§ **The problem**
Print each line below verbatim, skipping every picture.

Data for the task below:

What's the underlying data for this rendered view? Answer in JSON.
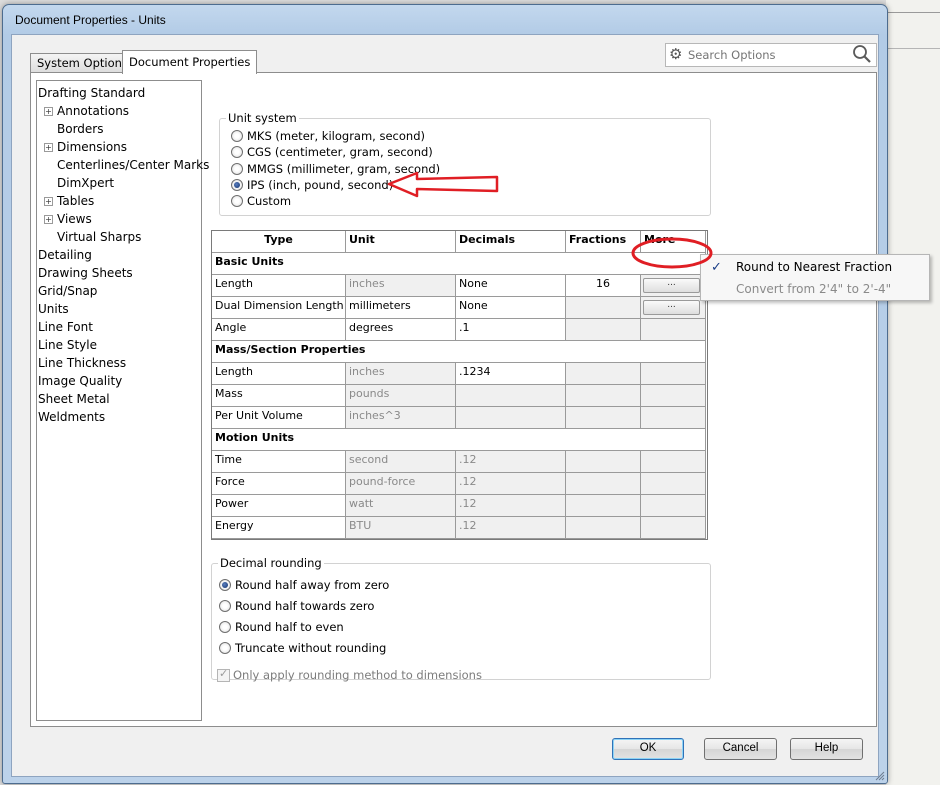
{
  "window": {
    "title": "Document Properties - Units"
  },
  "tabs": [
    {
      "label": "System Options",
      "active": false
    },
    {
      "label": "Document Properties",
      "active": true
    }
  ],
  "search": {
    "placeholder": "Search Options"
  },
  "tree": [
    {
      "label": "Drafting Standard",
      "level": 0,
      "expandable": false
    },
    {
      "label": "Annotations",
      "level": 1,
      "expandable": true
    },
    {
      "label": "Borders",
      "level": 1,
      "expandable": false
    },
    {
      "label": "Dimensions",
      "level": 1,
      "expandable": true
    },
    {
      "label": "Centerlines/Center Marks",
      "level": 1,
      "expandable": false
    },
    {
      "label": "DimXpert",
      "level": 1,
      "expandable": false
    },
    {
      "label": "Tables",
      "level": 1,
      "expandable": true
    },
    {
      "label": "Views",
      "level": 1,
      "expandable": true
    },
    {
      "label": "Virtual Sharps",
      "level": 1,
      "expandable": false
    },
    {
      "label": "Detailing",
      "level": 0,
      "expandable": false
    },
    {
      "label": "Drawing Sheets",
      "level": 0,
      "expandable": false
    },
    {
      "label": "Grid/Snap",
      "level": 0,
      "expandable": false
    },
    {
      "label": "Units",
      "level": 0,
      "expandable": false,
      "selected": true
    },
    {
      "label": "Line Font",
      "level": 0,
      "expandable": false
    },
    {
      "label": "Line Style",
      "level": 0,
      "expandable": false
    },
    {
      "label": "Line Thickness",
      "level": 0,
      "expandable": false
    },
    {
      "label": "Image Quality",
      "level": 0,
      "expandable": false
    },
    {
      "label": "Sheet Metal",
      "level": 0,
      "expandable": false
    },
    {
      "label": "Weldments",
      "level": 0,
      "expandable": false
    }
  ],
  "unit_system": {
    "title": "Unit system",
    "options": [
      {
        "label": "MKS  (meter, kilogram, second)",
        "selected": false
      },
      {
        "label": "CGS  (centimeter, gram, second)",
        "selected": false
      },
      {
        "label": "MMGS (millimeter, gram, second)",
        "selected": false
      },
      {
        "label": "IPS  (inch, pound, second)",
        "selected": true
      },
      {
        "label": "Custom",
        "selected": false
      }
    ]
  },
  "units_table": {
    "headers": [
      "Type",
      "Unit",
      "Decimals",
      "Fractions",
      "More"
    ],
    "rows": [
      {
        "kind": "section",
        "type": "Basic Units"
      },
      {
        "kind": "row",
        "type": "Length",
        "unit": "inches",
        "decimals": "None",
        "fractions": "16",
        "more": "...",
        "unit_editable": false,
        "dec_editable": true,
        "frac_editable": true
      },
      {
        "kind": "row",
        "type": "Dual Dimension Length",
        "unit": "millimeters",
        "decimals": "None",
        "fractions": "",
        "more": "...",
        "unit_editable": true,
        "dec_editable": true,
        "frac_editable": false
      },
      {
        "kind": "row",
        "type": "Angle",
        "unit": "degrees",
        "decimals": ".1",
        "fractions": "",
        "more": "",
        "unit_editable": true,
        "dec_editable": true,
        "frac_editable": false
      },
      {
        "kind": "section",
        "type": "Mass/Section Properties"
      },
      {
        "kind": "row",
        "type": "Length",
        "unit": "inches",
        "decimals": ".1234",
        "fractions": "",
        "more": "",
        "unit_editable": false,
        "dec_editable": true,
        "frac_editable": false
      },
      {
        "kind": "row",
        "type": "Mass",
        "unit": "pounds",
        "decimals": "",
        "fractions": "",
        "more": "",
        "unit_editable": false,
        "dec_editable": false,
        "frac_editable": false
      },
      {
        "kind": "row",
        "type": "Per Unit Volume",
        "unit": "inches^3",
        "decimals": "",
        "fractions": "",
        "more": "",
        "unit_editable": false,
        "dec_editable": false,
        "frac_editable": false
      },
      {
        "kind": "section",
        "type": "Motion Units"
      },
      {
        "kind": "row",
        "type": "Time",
        "unit": "second",
        "decimals": ".12",
        "fractions": "",
        "more": "",
        "unit_editable": false,
        "dec_editable": false,
        "frac_editable": false
      },
      {
        "kind": "row",
        "type": "Force",
        "unit": "pound-force",
        "decimals": ".12",
        "fractions": "",
        "more": "",
        "unit_editable": false,
        "dec_editable": false,
        "frac_editable": false
      },
      {
        "kind": "row",
        "type": "Power",
        "unit": "watt",
        "decimals": ".12",
        "fractions": "",
        "more": "",
        "unit_editable": false,
        "dec_editable": false,
        "frac_editable": false
      },
      {
        "kind": "row",
        "type": "Energy",
        "unit": "BTU",
        "decimals": ".12",
        "fractions": "",
        "more": "",
        "unit_editable": false,
        "dec_editable": false,
        "frac_editable": false
      }
    ]
  },
  "more_menu": {
    "items": [
      {
        "label": "Round to Nearest Fraction",
        "checked": true,
        "enabled": true
      },
      {
        "label": "Convert from 2'4\" to 2'-4\"",
        "checked": false,
        "enabled": false
      }
    ]
  },
  "decimal_rounding": {
    "title": "Decimal rounding",
    "options": [
      {
        "label": "Round half away from zero",
        "selected": true
      },
      {
        "label": "Round half towards zero",
        "selected": false
      },
      {
        "label": "Round half to even",
        "selected": false
      },
      {
        "label": "Truncate without rounding",
        "selected": false
      }
    ]
  },
  "apply_rounding": {
    "label": "Only apply rounding method to dimensions",
    "checked": true,
    "enabled": false
  },
  "buttons": {
    "ok": "OK",
    "cancel": "Cancel",
    "help": "Help"
  },
  "annotation_color": "#e01e24"
}
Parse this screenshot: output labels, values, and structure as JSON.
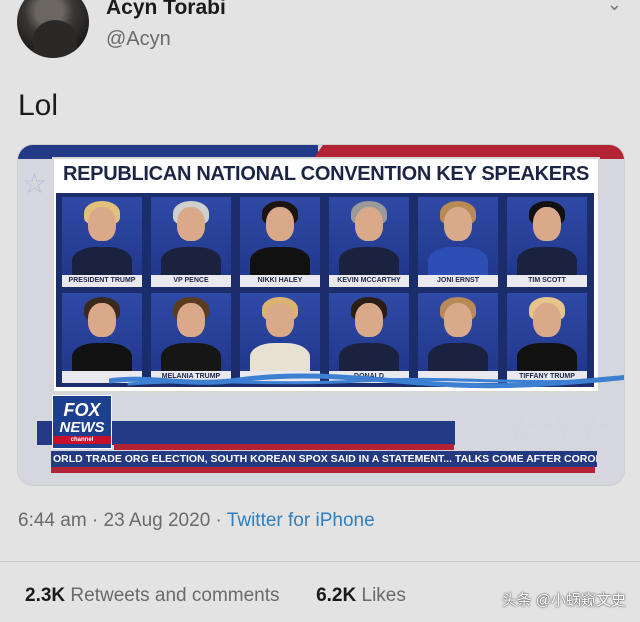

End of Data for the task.

§ **Result**
What's the underlying data for this rendered view? Answer in JSON.
{
  "window": {
    "title": "Document Properties - Units"
  },
  "tabs": [
    {
      "label": "System Options",
      "active": false
    },
    {
      "label": "Document Properties",
      "active": true
    }
  ],
  "search": {
    "placeholder": "Search Options"
  },
  "tree": [
    {
      "label": "Drafting Standard",
      "level": 0,
      "expandable": false
    },
    {
      "label": "Annotations",
      "level": 1,
      "expandable": true
    },
    {
      "label": "Borders",
      "level": 1,
      "expandable": false
    },
    {
      "label": "Dimensions",
      "level": 1,
      "expandable": true
    },
    {
      "label": "Centerlines/Center Marks",
      "level": 1,
      "expandable": false
    },
    {
      "label": "DimXpert",
      "level": 1,
      "expandable": false
    },
    {
      "label": "Tables",
      "level": 1,
      "expandable": true
    },
    {
      "label": "Views",
      "level": 1,
      "expandable": true
    },
    {
      "label": "Virtual Sharps",
      "level": 1,
      "expandable": false
    },
    {
      "label": "Detailing",
      "level": 0,
      "expandable": false
    },
    {
      "label": "Drawing Sheets",
      "level": 0,
      "expandable": false
    },
    {
      "label": "Grid/Snap",
      "level": 0,
      "expandable": false
    },
    {
      "label": "Units",
      "level": 0,
      "expandable": false,
      "selected": true
    },
    {
      "label": "Line Font",
      "level": 0,
      "expandable": false
    },
    {
      "label": "Line Style",
      "level": 0,
      "expandable": false
    },
    {
      "label": "Line Thickness",
      "level": 0,
      "expandable": false
    },
    {
      "label": "Image Quality",
      "level": 0,
      "expandable": false
    },
    {
      "label": "Sheet Metal",
      "level": 0,
      "expandable": false
    },
    {
      "label": "Weldments",
      "level": 0,
      "expandable": false
    }
  ],
  "unit_system": {
    "title": "Unit system",
    "options": [
      {
        "label": "MKS  (meter, kilogram, second)",
        "selected": false
      },
      {
        "label": "CGS  (centimeter, gram, second)",
        "selected": false
      },
      {
        "label": "MMGS (millimeter, gram, second)",
        "selected": false
      },
      {
        "label": "IPS  (inch, pound, second)",
        "selected": true
      },
      {
        "label": "Custom",
        "selected": false
      }
    ]
  },
  "units_table": {
    "headers": [
      "Type",
      "Unit",
      "Decimals",
      "Fractions",
      "More"
    ],
    "rows": [
      {
        "kind": "section",
        "type": "Basic Units"
      },
      {
        "kind": "row",
        "type": "Length",
        "unit": "inches",
        "decimals": "None",
        "fractions": "16",
        "more": "...",
        "unit_editable": false,
        "dec_editable": true,
        "frac_editable": true
      },
      {
        "kind": "row",
        "type": "Dual Dimension Length",
        "unit": "millimeters",
        "decimals": "None",
        "fractions": "",
        "more": "...",
        "unit_editable": true,
        "dec_editable": true,
        "frac_editable": false
      },
      {
        "kind": "row",
        "type": "Angle",
        "unit": "degrees",
        "decimals": ".1",
        "fractions": "",
        "more": "",
        "unit_editable": true,
        "dec_editable": true,
        "frac_editable": false
      },
      {
        "kind": "section",
        "type": "Mass/Section Properties"
      },
      {
        "kind": "row",
        "type": "Length",
        "unit": "inches",
        "decimals": ".1234",
        "fractions": "",
        "more": "",
        "unit_editable": false,
        "dec_editable": true,
        "frac_editable": false
      },
      {
        "kind": "row",
        "type": "Mass",
        "unit": "pounds",
        "decimals": "",
        "fractions": "",
        "more": "",
        "unit_editable": false,
        "dec_editable": false,
        "frac_editable": false
      },
      {
        "kind": "row",
        "type": "Per Unit Volume",
        "unit": "inches^3",
        "decimals": "",
        "fractions": "",
        "more": "",
        "unit_editable": false,
        "dec_editable": false,
        "frac_editable": false
      },
      {
        "kind": "section",
        "type": "Motion Units"
      },
      {
        "kind": "row",
        "type": "Time",
        "unit": "second",
        "decimals": ".12",
        "fractions": "",
        "more": "",
        "unit_editable": false,
        "dec_editable": false,
        "frac_editable": false
      },
      {
        "kind": "row",
        "type": "Force",
        "unit": "pound-force",
        "decimals": ".12",
        "fractions": "",
        "more": "",
        "unit_editable": false,
        "dec_editable": false,
        "frac_editable": false
      },
      {
        "kind": "row",
        "type": "Power",
        "unit": "watt",
        "decimals": ".12",
        "fractions": "",
        "more": "",
        "unit_editable": false,
        "dec_editable": false,
        "frac_editable": false
      },
      {
        "kind": "row",
        "type": "Energy",
        "unit": "BTU",
        "decimals": ".12",
        "fractions": "",
        "more": "",
        "unit_editable": false,
        "dec_editable": false,
        "frac_editable": false
      }
    ]
  },
  "more_menu": {
    "items": [
      {
        "label": "Round to Nearest Fraction",
        "checked": true,
        "enabled": true
      },
      {
        "label": "Convert from 2'4\" to 2'-4\"",
        "checked": false,
        "enabled": false
      }
    ]
  },
  "decimal_rounding": {
    "title": "Decimal rounding",
    "options": [
      {
        "label": "Round half away from zero",
        "selected": true
      },
      {
        "label": "Round half towards zero",
        "selected": false
      },
      {
        "label": "Round half to even",
        "selected": false
      },
      {
        "label": "Truncate without rounding",
        "selected": false
      }
    ]
  },
  "apply_rounding": {
    "label": "Only apply rounding method to dimensions",
    "checked": true,
    "enabled": false
  },
  "buttons": {
    "ok": "OK",
    "cancel": "Cancel",
    "help": "Help"
  },
  "annotation_color": "#e01e24"
}
Parse this screenshot: output labels, values, and structure as JSON.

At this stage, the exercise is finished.